Working closely with the historic St. Joseph C.M.E. church next door, Jackson Center staff and volunteers support a variety of projects and partnerships that improve the quality of life in the neighborhood, including the Heavenly Groceries food pantry, which serves residents in need 5 days a week, and A Brush with Kindness, a partnership with Habitat for Humanity that provides exterior improvements to local homes. The Center also distributes a monthly neighborhood newsletter, organizes community events, and continues to collect and share local history through projects like Fusion Youth Radio.
|Jacob in the festive office of the Jackson Center|
Just down Franklin Street at the center of downtown, the Community Empowerment Fund (CEF) provides savings opportunities, small loans, workforce development, and relational support to unemployed and underemployed individuals.

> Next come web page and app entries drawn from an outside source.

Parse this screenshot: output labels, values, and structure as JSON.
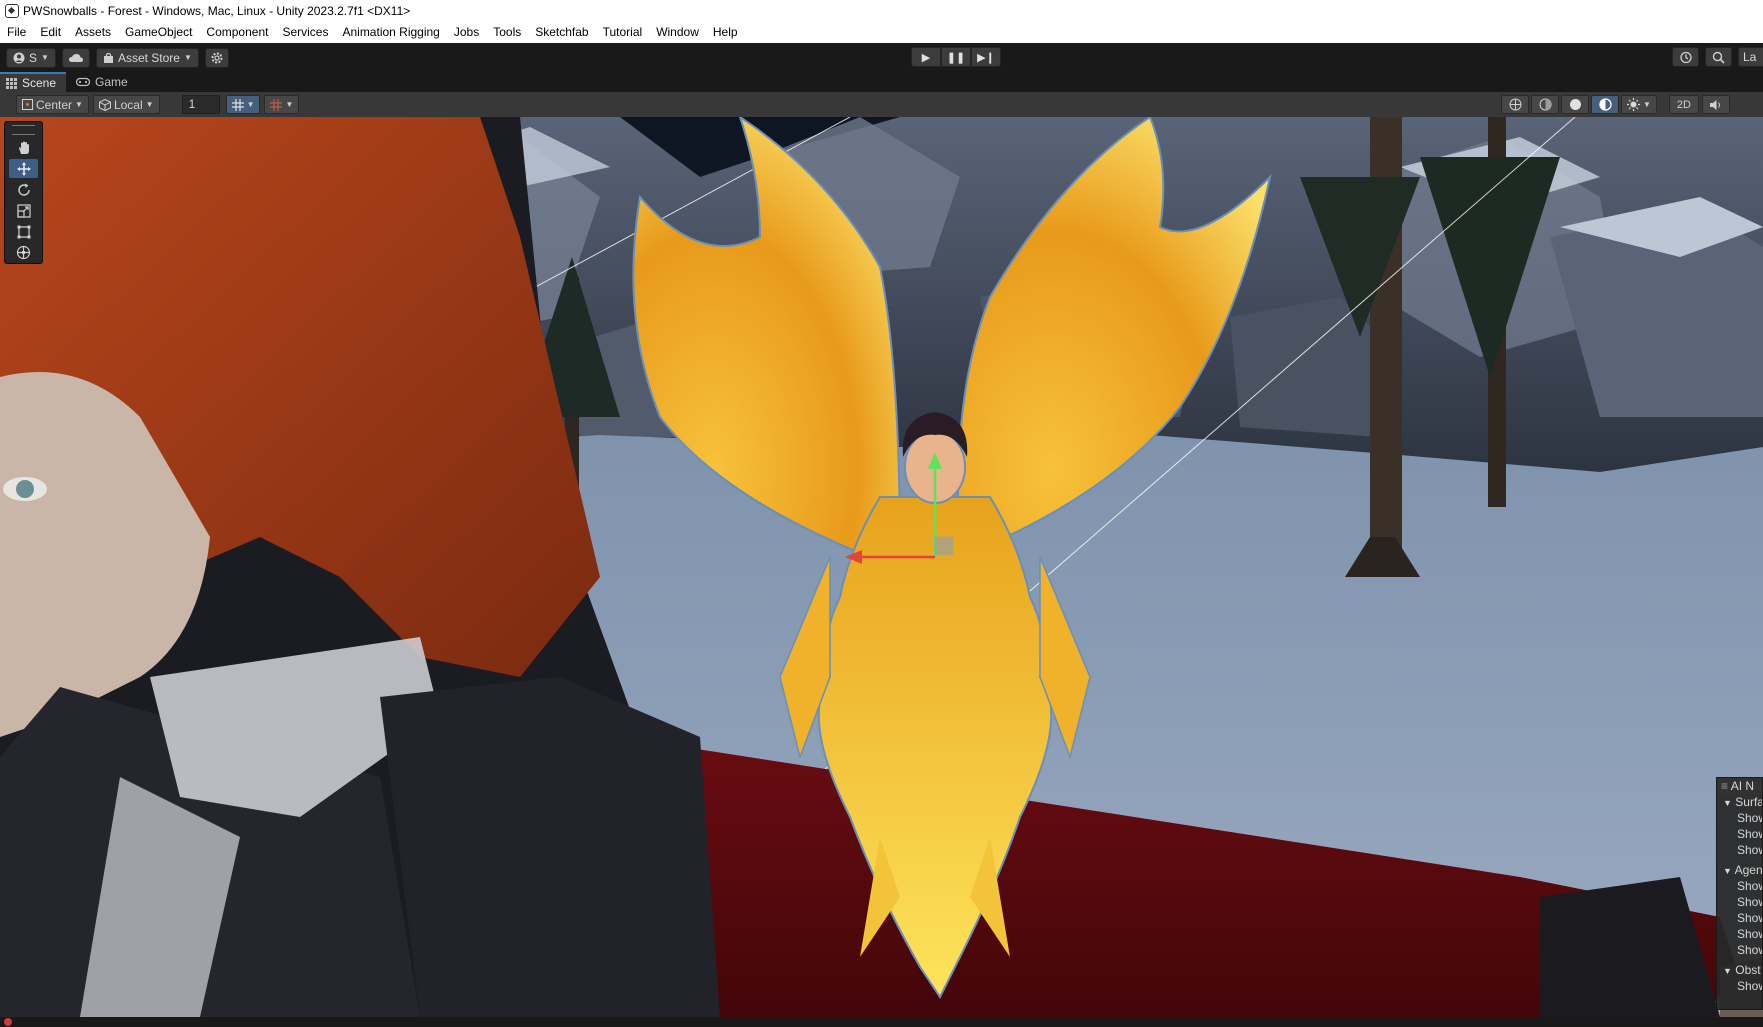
{
  "window": {
    "title": "PWSnowballs - Forest - Windows, Mac, Linux - Unity 2023.2.7f1 <DX11>"
  },
  "menu": [
    "File",
    "Edit",
    "Assets",
    "GameObject",
    "Component",
    "Services",
    "Animation Rigging",
    "Jobs",
    "Tools",
    "Sketchfab",
    "Tutorial",
    "Window",
    "Help"
  ],
  "toolbar": {
    "account_label": "S",
    "asset_store_label": "Asset Store",
    "layers_label": "La"
  },
  "tabs": {
    "scene": "Scene",
    "game": "Game"
  },
  "scene_toolbar": {
    "pivot": "Center",
    "space": "Local",
    "increment": "1",
    "mode_2d": "2D"
  },
  "overlay": {
    "title": "AI N",
    "rows": [
      "Surfa",
      "Show",
      "Show",
      "Show",
      "Agen",
      "Show",
      "Show",
      "Show",
      "Show",
      "Show",
      "Obst",
      "Show"
    ]
  },
  "status": {
    "message": ""
  },
  "icons": [
    "unity-logo-icon",
    "account-icon",
    "cloud-icon",
    "bag-icon",
    "gear-icon",
    "play-icon",
    "pause-icon",
    "step-icon",
    "history-icon",
    "search-icon",
    "scene-icon",
    "gamepad-icon",
    "hand-icon",
    "move-icon",
    "rotate-icon",
    "scale-icon",
    "rect-icon",
    "transform-icon",
    "grid-icon",
    "snap-icon",
    "globe-icon",
    "shading-icon",
    "sun-icon",
    "gizmo-icon",
    "audio-icon"
  ],
  "colors": {
    "accent": "#3a79bb",
    "selected": "#3d5f87",
    "error": "#d13a3a"
  }
}
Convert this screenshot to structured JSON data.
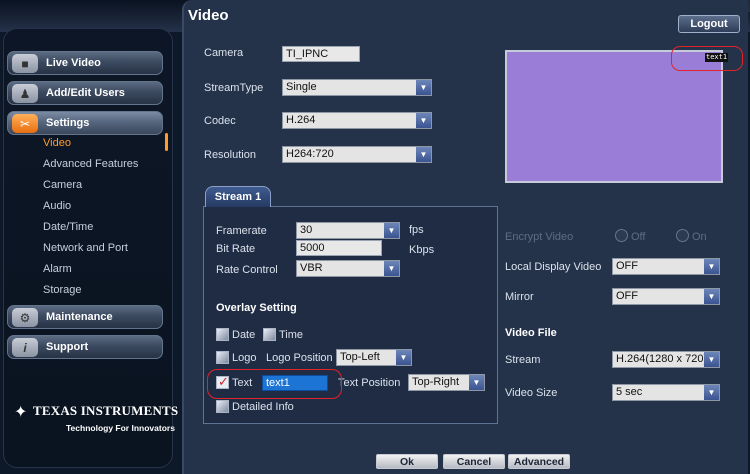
{
  "page_title": "Video",
  "logout_label": "Logout",
  "sidebar": {
    "live_video": "Live Video",
    "add_edit_users": "Add/Edit Users",
    "settings": "Settings",
    "settings_items": [
      "Video",
      "Advanced Features",
      "Camera",
      "Audio",
      "Date/Time",
      "Network and Port",
      "Alarm",
      "Storage"
    ],
    "maintenance": "Maintenance",
    "support": "Support",
    "brand": "TEXAS INSTRUMENTS",
    "tagline": "Technology For Innovators"
  },
  "form": {
    "camera_label": "Camera",
    "camera_value": "TI_IPNC",
    "streamtype_label": "StreamType",
    "streamtype_value": "Single",
    "codec_label": "Codec",
    "codec_value": "H.264",
    "resolution_label": "Resolution",
    "resolution_value": "H264:720"
  },
  "preview": {
    "osd_text": "text1"
  },
  "stream": {
    "tab_label": "Stream 1",
    "framerate_label": "Framerate",
    "framerate_value": "30",
    "framerate_unit": "fps",
    "bitrate_label": "Bit Rate",
    "bitrate_value": "5000",
    "bitrate_unit": "Kbps",
    "ratecontrol_label": "Rate Control",
    "ratecontrol_value": "VBR",
    "overlay_heading": "Overlay Setting",
    "date_label": "Date",
    "time_label": "Time",
    "logo_label": "Logo",
    "logo_position_label": "Logo Position",
    "logo_position_value": "Top-Left",
    "text_label": "Text",
    "text_value": "text1",
    "text_position_label": "Text Position",
    "text_position_value": "Top-Right",
    "detailed_info_label": "Detailed Info"
  },
  "right": {
    "encrypt_label": "Encrypt Video",
    "off_label": "Off",
    "on_label": "On",
    "local_display_label": "Local Display Video",
    "local_display_value": "OFF",
    "mirror_label": "Mirror",
    "mirror_value": "OFF",
    "video_file_heading": "Video File",
    "stream_label": "Stream",
    "stream_value": "H.264(1280 x 720)",
    "video_size_label": "Video Size",
    "video_size_value": "5 sec"
  },
  "buttons": {
    "ok": "Ok",
    "cancel": "Cancel",
    "advanced": "Advanced"
  },
  "colors": {
    "accent": "#ff9c2a",
    "highlight_ring": "#e0242a",
    "preview_bg": "#9a7dd6"
  },
  "icons": [
    "video-camera-icon",
    "add-user-icon",
    "settings-tools-icon",
    "maintenance-icon",
    "info-icon",
    "ti-logo-icon",
    "checkmark-icon",
    "dropdown-arrow-icon"
  ]
}
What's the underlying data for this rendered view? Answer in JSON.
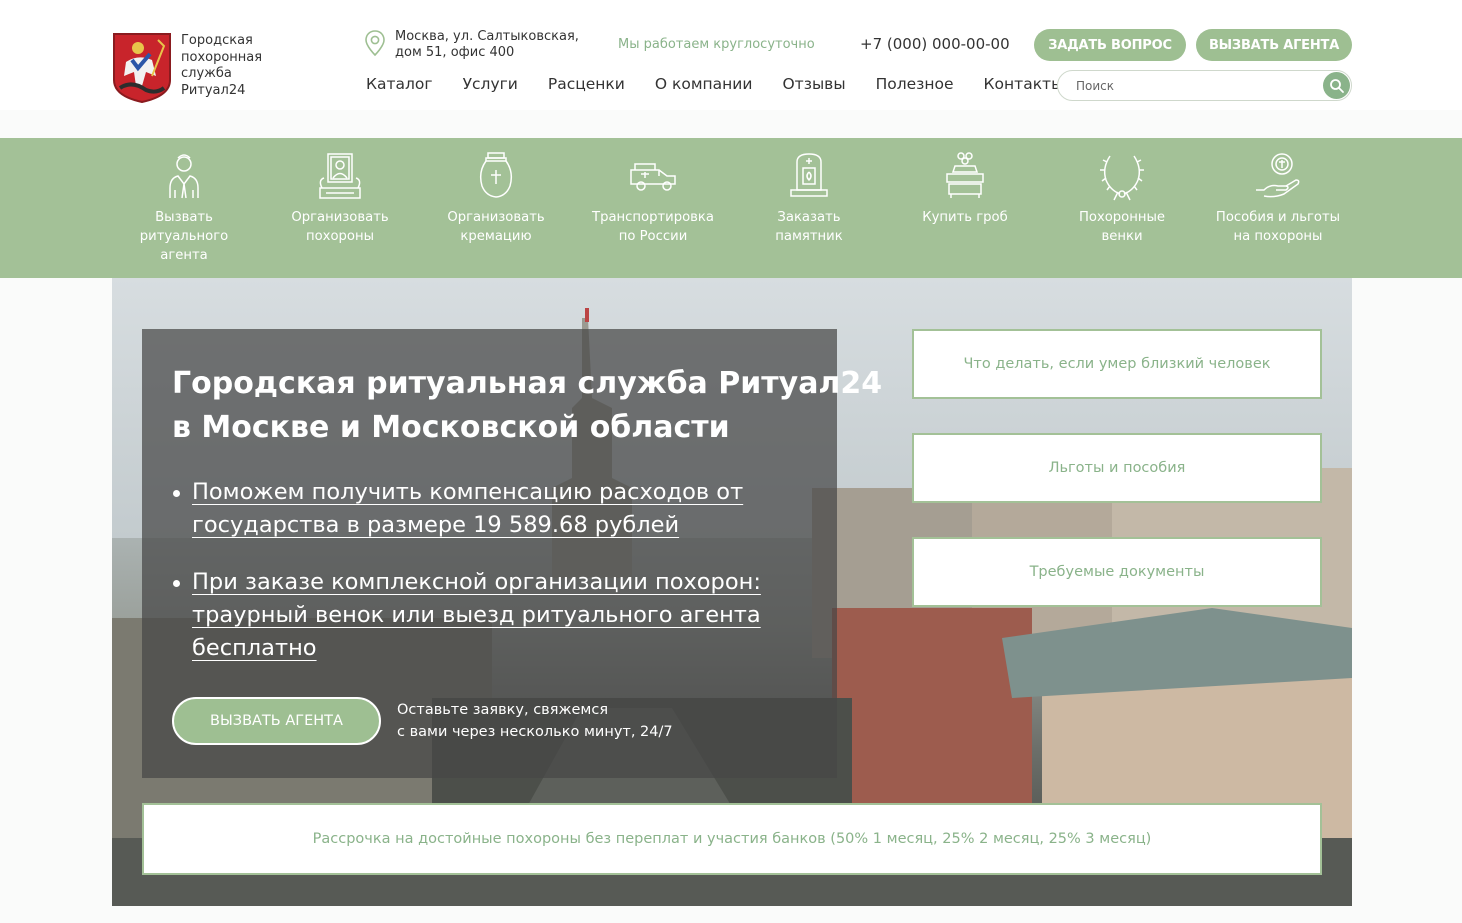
{
  "header": {
    "logo_lines": [
      "Городская",
      "похоронная",
      "служба",
      "Ритуал24"
    ],
    "address_lines": [
      "Москва, ул. Салтыковская,",
      "дом 51, офис 400"
    ],
    "worktime": "Мы работаем круглосуточно",
    "phone": "+7 (000) 000-00-00",
    "ask_button": "ЗАДАТЬ ВОПРОС",
    "agent_button": "ВЫЗВАТЬ АГЕНТА"
  },
  "nav": {
    "items": [
      {
        "label": "Каталог"
      },
      {
        "label": "Услуги"
      },
      {
        "label": "Расценки"
      },
      {
        "label": "О компании"
      },
      {
        "label": "Отзывы"
      },
      {
        "label": "Полезное"
      },
      {
        "label": "Контакты"
      }
    ]
  },
  "search": {
    "placeholder": "Поиск"
  },
  "services": [
    {
      "icon": "agent-icon",
      "lines": [
        "Вызвать",
        "ритуального",
        "агента"
      ]
    },
    {
      "icon": "portrait-icon",
      "lines": [
        "Организовать",
        "похороны"
      ]
    },
    {
      "icon": "urn-icon",
      "lines": [
        "Организовать",
        "кремацию"
      ]
    },
    {
      "icon": "hearse-icon",
      "lines": [
        "Транспортировка",
        "по России"
      ]
    },
    {
      "icon": "monument-icon",
      "lines": [
        "Заказать",
        "памятник"
      ]
    },
    {
      "icon": "coffin-icon",
      "lines": [
        "Купить гроб"
      ]
    },
    {
      "icon": "wreath-icon",
      "lines": [
        "Похоронные",
        "венки"
      ]
    },
    {
      "icon": "benefits-icon",
      "lines": [
        "Пособия и льготы",
        "на похороны"
      ]
    }
  ],
  "hero": {
    "title_lines": [
      "Городская ритуальная служба Ритуал24",
      "в Москве и Московской области"
    ],
    "bullets": [
      {
        "lines": [
          "Поможем получить компенсацию расходов от",
          "государства в размере 19 589.68 рублей"
        ]
      },
      {
        "lines": [
          "При заказе комплексной организации похорон:",
          "траурный венок или выезд ритуального агента",
          "бесплатно"
        ]
      }
    ],
    "cta_button": "ВЫЗВАТЬ АГЕНТА",
    "cta_note_lines": [
      "Оставьте заявку, свяжемся",
      "с вами через несколько минут, 24/7"
    ]
  },
  "side_cards": [
    {
      "label": "Что делать, если умер близкий человек"
    },
    {
      "label": "Льготы и пособия"
    },
    {
      "label": "Требуемые документы"
    }
  ],
  "installment": "Рассрочка на достойные похороны без переплат и участия банков (50% 1 месяц, 25% 2 месяц, 25% 3 месяц)",
  "colors": {
    "accent_green": "#9ebf92",
    "band_green": "#a3c197",
    "text_green": "#8ab38a"
  }
}
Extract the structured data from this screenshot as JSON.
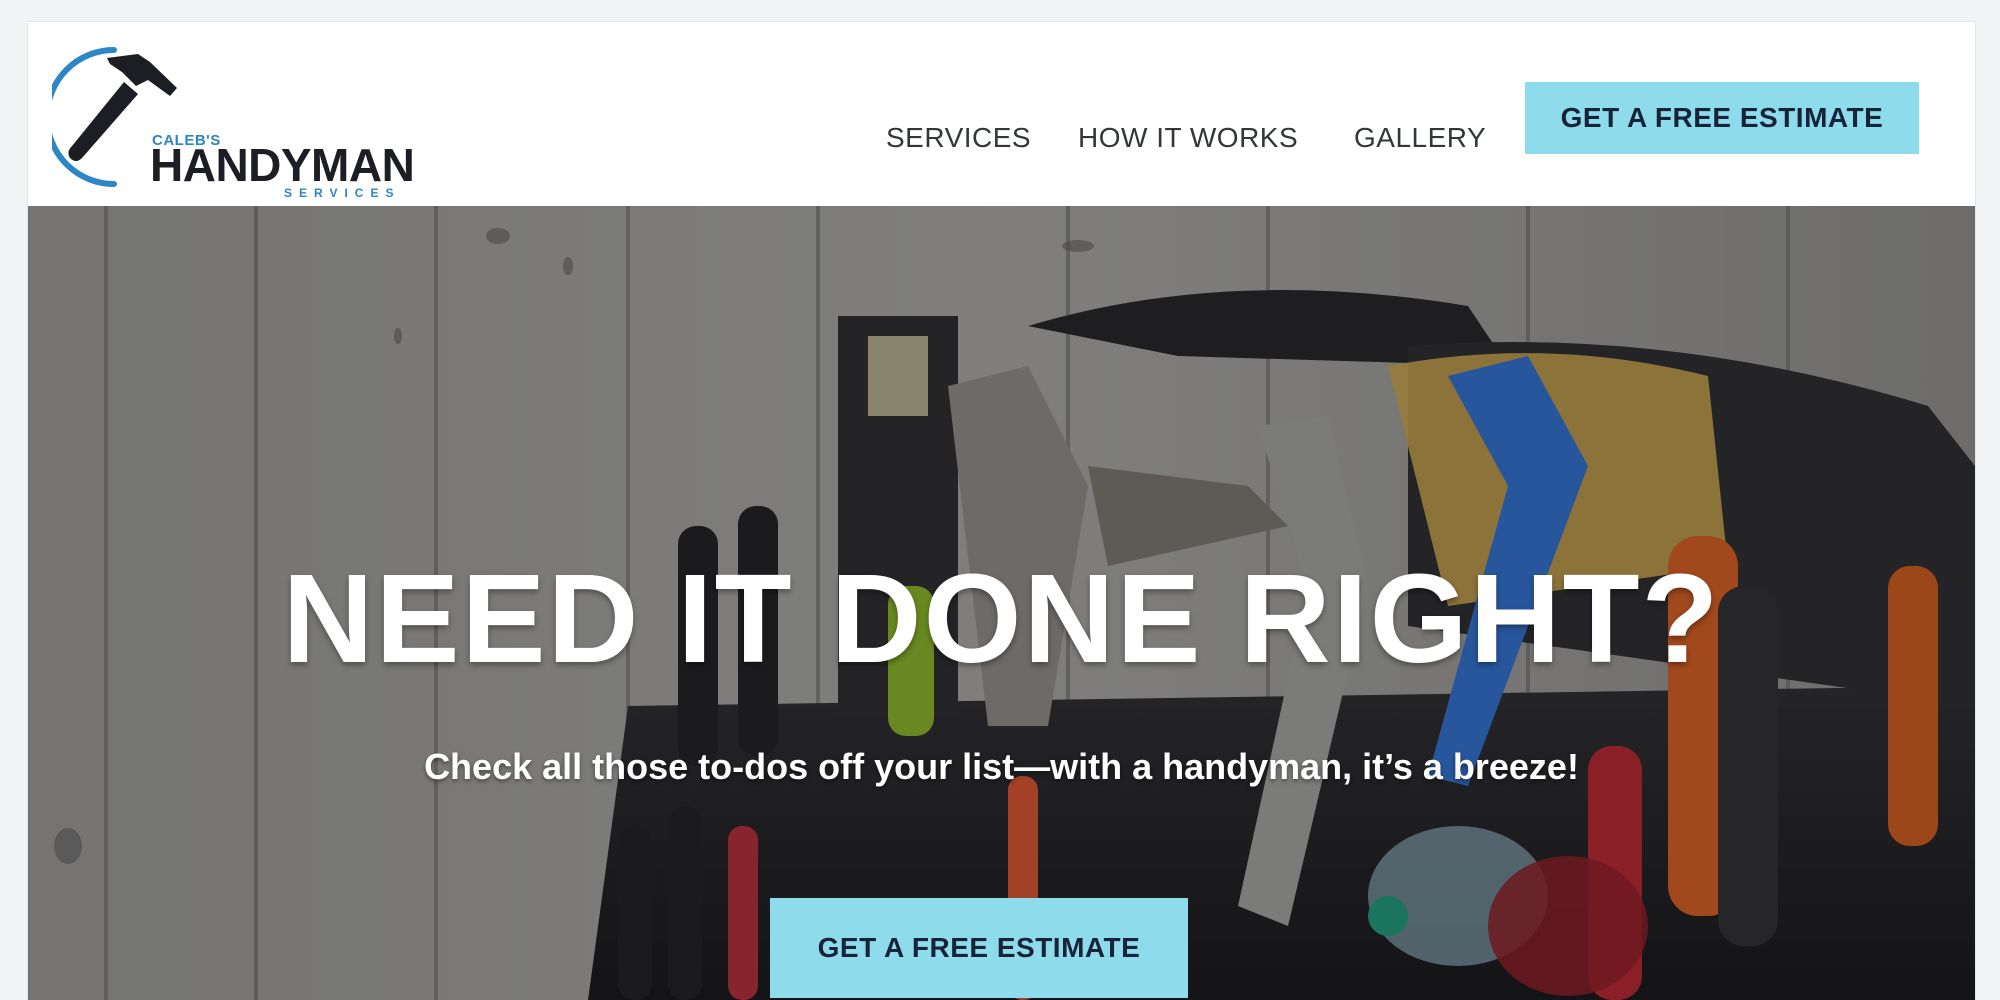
{
  "header": {
    "logo": {
      "small_text": "CALEB'S",
      "main_text": "HANDYMAN",
      "sub_text": "SERVICES"
    },
    "nav": [
      {
        "label": "SERVICES"
      },
      {
        "label": "HOW IT WORKS"
      },
      {
        "label": "GALLERY"
      }
    ],
    "cta_label": "GET A FREE ESTIMATE"
  },
  "hero": {
    "title": "NEED IT DONE RIGHT?",
    "subtitle": "Check all those to-dos off your list—with a handyman, it’s a breeze!",
    "cta_label": "GET A FREE ESTIMATE",
    "background_icon": "tool-bag-photo"
  },
  "colors": {
    "accent": "#8edbec",
    "brand_blue": "#2d86c6",
    "brand_dark": "#1d1d24",
    "cta_text": "#172338"
  }
}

CEF began on campus as a project of UNC's Campus Y. Today, the student-run organization is a 501c3 non-profit that recruits, trains, and coordinates about 150 undergrad and graduate student volunteer "advocates" who work every week as "case managers" for the organization's 400 or so member clients.
|VISTA Sarah and Supervisor Maggie West.|
One of the benefits of pairing student volunteers with members is that they learn to navigate complex social service networks and financial issues together. Though the students have some training, they are learning alongside members about how to access services, seek job-training, and develop financial stability. In this sense, advocates and members are very much partners, rather than "provider" and "client."
CEF co-founder and director Maggie West told us she wishes social service organizations in the area had the money and staff to meet the need with professional case management, but local agencies are in fact cutting back rather than expanding. In such an environment, the student advocates can make a difference for people who otherwise wouldn't get the kind of individualized attention and regular check-ins CEF provides.
Building capacity to build relationships that strengthen communities. That's VISTA impact!